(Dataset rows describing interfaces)
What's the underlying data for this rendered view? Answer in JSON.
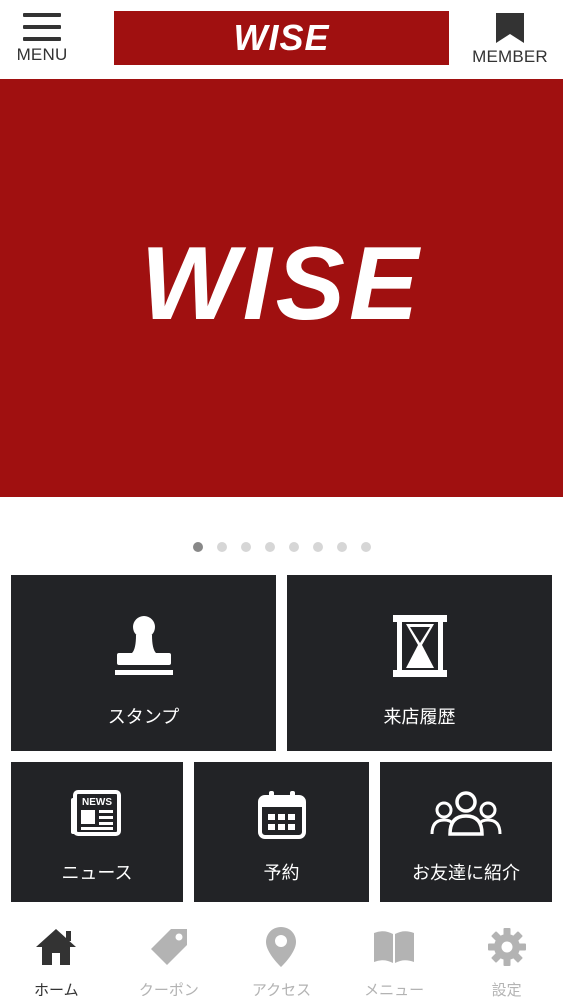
{
  "header": {
    "menu_label": "MENU",
    "logo_text": "WISE",
    "member_label": "MEMBER"
  },
  "hero": {
    "logo_text": "WISE",
    "slide_count": 8,
    "active_slide": 1
  },
  "tiles": {
    "stamp": "スタンプ",
    "history": "来店履歴",
    "news": "ニュース",
    "news_icon_text": "NEWS",
    "reserve": "予約",
    "friend": "お友達に紹介"
  },
  "tabbar": {
    "items": [
      {
        "label": "ホーム",
        "icon": "home-icon",
        "active": true
      },
      {
        "label": "クーポン",
        "icon": "tag-icon",
        "active": false
      },
      {
        "label": "アクセス",
        "icon": "map-pin-icon",
        "active": false
      },
      {
        "label": "メニュー",
        "icon": "book-icon",
        "active": false
      },
      {
        "label": "設定",
        "icon": "gear-icon",
        "active": false
      }
    ]
  },
  "colors": {
    "brand_red": "#a01010",
    "tile_bg": "#222326",
    "tab_active": "#333333",
    "tab_inactive": "#b3b3b3"
  }
}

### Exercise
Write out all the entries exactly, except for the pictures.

### Exercise solution
What's the underlying data for this rendered view? Answer in JSON.
{
  "header": {
    "menu_label": "MENU",
    "logo_text": "WISE",
    "member_label": "MEMBER"
  },
  "hero": {
    "logo_text": "WISE",
    "slide_count": 8,
    "active_slide": 1
  },
  "tiles": {
    "stamp": "スタンプ",
    "history": "来店履歴",
    "news": "ニュース",
    "news_icon_text": "NEWS",
    "reserve": "予約",
    "friend": "お友達に紹介"
  },
  "tabbar": {
    "items": [
      {
        "label": "ホーム",
        "icon": "home-icon",
        "active": true
      },
      {
        "label": "クーポン",
        "icon": "tag-icon",
        "active": false
      },
      {
        "label": "アクセス",
        "icon": "map-pin-icon",
        "active": false
      },
      {
        "label": "メニュー",
        "icon": "book-icon",
        "active": false
      },
      {
        "label": "設定",
        "icon": "gear-icon",
        "active": false
      }
    ]
  },
  "colors": {
    "brand_red": "#a01010",
    "tile_bg": "#222326",
    "tab_active": "#333333",
    "tab_inactive": "#b3b3b3"
  }
}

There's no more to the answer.